With all those sad images in my mind, I needed some positive inspiration. And I found it.
I was once again lucky on my photographic adventure along the riverbanks of the ‘Richmond River’. Just outside of Woodburn in northern New South Wales, I came across a koala colony. I know right? Not one, but 5 Koalas!
The blue skies added depth in field and colours, calm winds added just enough floral movement.
The thick eucalyptus trees blocked the setting sun if I wanted too. These majestic trees stood tall, only a few meters away from me. This is prime koala habitat in ideal photographic conditions. Little did I know then what unforgettable spectacle was to unfold.
These koalas were astonishingly active. The entertainment award goes to these two, a mother and her larger offspring.
The younger one is easier recognised on his arty nose print, which outlines a koala head.
She was hungry for some nutritious milk.
Mom wasn’t too impressed with that idea and tried adequately to discourage the almost grown youngster.
Try some of those tasty eucalyptus leaves. Junior appeared persistent.
Mom gave in a few times but quickly moved away.
It was a battle at times and hilarious to watch.
But she always lends a hand.
And was up for a cuddle. This procedure was repeated a few times, giving me a perfect opportunity to capture this behaviour on film.
I certainly believe that they were watching the sunset at times of rest.
Before checking up on my activities.
Another Koala was sitting in a large branch rather comfortably. It appeared a bit anxious and kept a very close eye on my movements. Was it even growing stags?
Some aerobics loosened those tight muscles!
Not for long, as it was time to sit down again. Back to the playful koala pair.
They were just too cute to watch and my finger stayed on the shutter button to watch and capture this playful Koala gathering. Seeing these cuties interacting with each other was simply incredible.
Another koala was sitting in a eucalyptus tree a bit further away. It was a pure image copy of the other loner sitting a bit closer.
There was some movement in a small tree not far from me. The fifth koala sat in a young eucalyptus tree, right above me.
Although, he looked more like the infamous Australian Drop-Bear.
He was tired, it was clear to see.

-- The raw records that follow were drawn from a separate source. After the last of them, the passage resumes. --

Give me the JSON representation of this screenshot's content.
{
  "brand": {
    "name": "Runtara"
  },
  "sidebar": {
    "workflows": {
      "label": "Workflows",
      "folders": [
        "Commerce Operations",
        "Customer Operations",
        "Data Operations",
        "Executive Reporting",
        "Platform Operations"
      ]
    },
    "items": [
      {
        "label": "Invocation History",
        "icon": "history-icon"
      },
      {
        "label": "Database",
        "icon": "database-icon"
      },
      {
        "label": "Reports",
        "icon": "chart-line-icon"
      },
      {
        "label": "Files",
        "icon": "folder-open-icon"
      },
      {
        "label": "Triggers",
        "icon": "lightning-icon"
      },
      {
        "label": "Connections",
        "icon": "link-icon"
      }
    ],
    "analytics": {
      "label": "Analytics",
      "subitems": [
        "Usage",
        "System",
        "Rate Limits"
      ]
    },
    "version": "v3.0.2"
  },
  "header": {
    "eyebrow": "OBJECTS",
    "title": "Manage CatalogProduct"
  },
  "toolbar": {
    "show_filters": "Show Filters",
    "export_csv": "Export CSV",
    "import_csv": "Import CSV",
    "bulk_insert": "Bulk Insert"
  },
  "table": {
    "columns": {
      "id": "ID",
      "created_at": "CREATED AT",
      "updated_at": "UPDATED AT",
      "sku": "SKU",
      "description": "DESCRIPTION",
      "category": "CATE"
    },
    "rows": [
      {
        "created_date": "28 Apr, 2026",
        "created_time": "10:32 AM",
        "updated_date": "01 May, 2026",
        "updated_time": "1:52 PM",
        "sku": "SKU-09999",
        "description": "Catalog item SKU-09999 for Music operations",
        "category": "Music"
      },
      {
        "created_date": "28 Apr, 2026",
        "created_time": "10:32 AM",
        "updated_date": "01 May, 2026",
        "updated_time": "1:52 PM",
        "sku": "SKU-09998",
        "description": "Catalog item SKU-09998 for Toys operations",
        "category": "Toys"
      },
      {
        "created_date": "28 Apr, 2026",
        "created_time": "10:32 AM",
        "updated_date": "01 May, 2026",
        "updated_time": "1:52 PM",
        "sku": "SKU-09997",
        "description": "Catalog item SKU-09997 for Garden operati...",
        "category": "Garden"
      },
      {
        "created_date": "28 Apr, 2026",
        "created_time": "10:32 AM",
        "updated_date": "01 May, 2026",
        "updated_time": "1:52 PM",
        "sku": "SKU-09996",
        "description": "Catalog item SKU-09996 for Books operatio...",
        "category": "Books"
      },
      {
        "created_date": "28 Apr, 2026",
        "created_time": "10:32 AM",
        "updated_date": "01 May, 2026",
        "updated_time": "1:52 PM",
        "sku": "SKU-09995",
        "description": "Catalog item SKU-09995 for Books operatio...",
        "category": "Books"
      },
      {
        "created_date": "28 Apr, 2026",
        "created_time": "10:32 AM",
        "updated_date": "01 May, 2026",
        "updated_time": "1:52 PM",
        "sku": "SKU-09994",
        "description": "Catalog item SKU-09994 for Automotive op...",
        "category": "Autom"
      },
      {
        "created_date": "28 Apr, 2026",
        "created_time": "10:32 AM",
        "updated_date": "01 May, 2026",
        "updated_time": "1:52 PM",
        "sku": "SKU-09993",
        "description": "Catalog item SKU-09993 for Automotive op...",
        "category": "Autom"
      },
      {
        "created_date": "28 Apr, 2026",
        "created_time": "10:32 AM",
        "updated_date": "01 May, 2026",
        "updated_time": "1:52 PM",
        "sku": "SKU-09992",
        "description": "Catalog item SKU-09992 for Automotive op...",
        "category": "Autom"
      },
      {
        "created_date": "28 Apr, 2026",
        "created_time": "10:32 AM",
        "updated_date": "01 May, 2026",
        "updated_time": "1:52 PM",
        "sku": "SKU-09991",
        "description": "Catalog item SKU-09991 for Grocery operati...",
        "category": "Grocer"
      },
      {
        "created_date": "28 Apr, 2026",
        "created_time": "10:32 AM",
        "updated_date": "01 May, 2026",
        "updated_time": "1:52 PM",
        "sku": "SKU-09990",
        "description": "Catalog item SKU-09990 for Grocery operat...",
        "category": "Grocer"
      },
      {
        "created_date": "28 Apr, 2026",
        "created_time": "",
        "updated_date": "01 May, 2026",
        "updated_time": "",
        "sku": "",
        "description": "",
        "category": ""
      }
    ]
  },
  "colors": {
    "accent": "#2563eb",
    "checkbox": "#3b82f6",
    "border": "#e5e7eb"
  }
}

Maybe he is a bit more active later?
The family pair were still going with their ‘bear and milk’ antics.
Eventually, the youngster gave up and looked a bit disillusioned. Mom lends a hand but the milky bear had none of it. A sulking suckling. I don’t see that very often.
A little later, junior changed his mind and made up.
Oops, someone is watching!
These koalas were so entertaining, that I decided to this post in two parts. Stay tuned for more koala cuteness to come.
2 thoughts on “How much can a Koala bare? Part one, Australia, Northern New South Wales”
Wirklich wunderbar, dass Du wieder Equiment unterwegs sein kannst Ben. Neben dem Blog verfolgen wir seit Wochen die unglaublichen Nachrichten vom brennenden Kontinent, desse Natur wir kurzzeitig auch mit Dir genießen durften! Danke für die gemeinsame Zeit. Hoffen wir das Beste für diese grandiose Natur und deren baldige Erneuerung, natürlich und vorallem für alle Bewohner!
Viele Grüße aus Dresden von Andrea & Ronald
Glad to hear your personal items have been returned 😉